Problem description
Restate all of the entries verbatim.

++++ Supplied information ++++

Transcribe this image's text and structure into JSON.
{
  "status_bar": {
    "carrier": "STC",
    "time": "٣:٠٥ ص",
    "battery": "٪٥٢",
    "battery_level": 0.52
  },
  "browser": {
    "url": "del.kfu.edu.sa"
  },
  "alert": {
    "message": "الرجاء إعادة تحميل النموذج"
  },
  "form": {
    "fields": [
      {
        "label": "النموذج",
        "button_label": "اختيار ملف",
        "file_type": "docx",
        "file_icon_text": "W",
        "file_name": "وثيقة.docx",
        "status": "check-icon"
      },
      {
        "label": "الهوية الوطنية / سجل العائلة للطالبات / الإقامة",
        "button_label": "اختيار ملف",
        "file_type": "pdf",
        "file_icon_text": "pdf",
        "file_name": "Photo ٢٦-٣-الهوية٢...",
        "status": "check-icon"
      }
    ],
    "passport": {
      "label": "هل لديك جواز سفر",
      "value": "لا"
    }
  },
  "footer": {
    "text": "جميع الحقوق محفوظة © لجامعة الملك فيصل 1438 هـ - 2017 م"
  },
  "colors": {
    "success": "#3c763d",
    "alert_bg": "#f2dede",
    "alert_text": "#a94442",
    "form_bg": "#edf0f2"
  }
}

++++

Exercise answer
Transcribe this image's text and structure into JSON.
{
  "status_bar": {
    "carrier": "STC",
    "time": "٣:٠٥ ص",
    "battery": "٪٥٢",
    "battery_level": 0.52
  },
  "browser": {
    "url": "del.kfu.edu.sa"
  },
  "alert": {
    "message": "الرجاء إعادة تحميل النموذج"
  },
  "form": {
    "fields": [
      {
        "label": "النموذج",
        "button_label": "اختيار ملف",
        "file_type": "docx",
        "file_icon_text": "W",
        "file_name": "وثيقة.docx",
        "status": "check-icon"
      },
      {
        "label": "الهوية الوطنية / سجل العائلة للطالبات / الإقامة",
        "button_label": "اختيار ملف",
        "file_type": "pdf",
        "file_icon_text": "pdf",
        "file_name": "Photo ٢٦-٣-الهوية٢...",
        "status": "check-icon"
      }
    ],
    "passport": {
      "label": "هل لديك جواز سفر",
      "value": "لا"
    }
  },
  "footer": {
    "text": "جميع الحقوق محفوظة © لجامعة الملك فيصل 1438 هـ - 2017 م"
  },
  "colors": {
    "success": "#3c763d",
    "alert_bg": "#f2dede",
    "alert_text": "#a94442",
    "form_bg": "#edf0f2"
  }
}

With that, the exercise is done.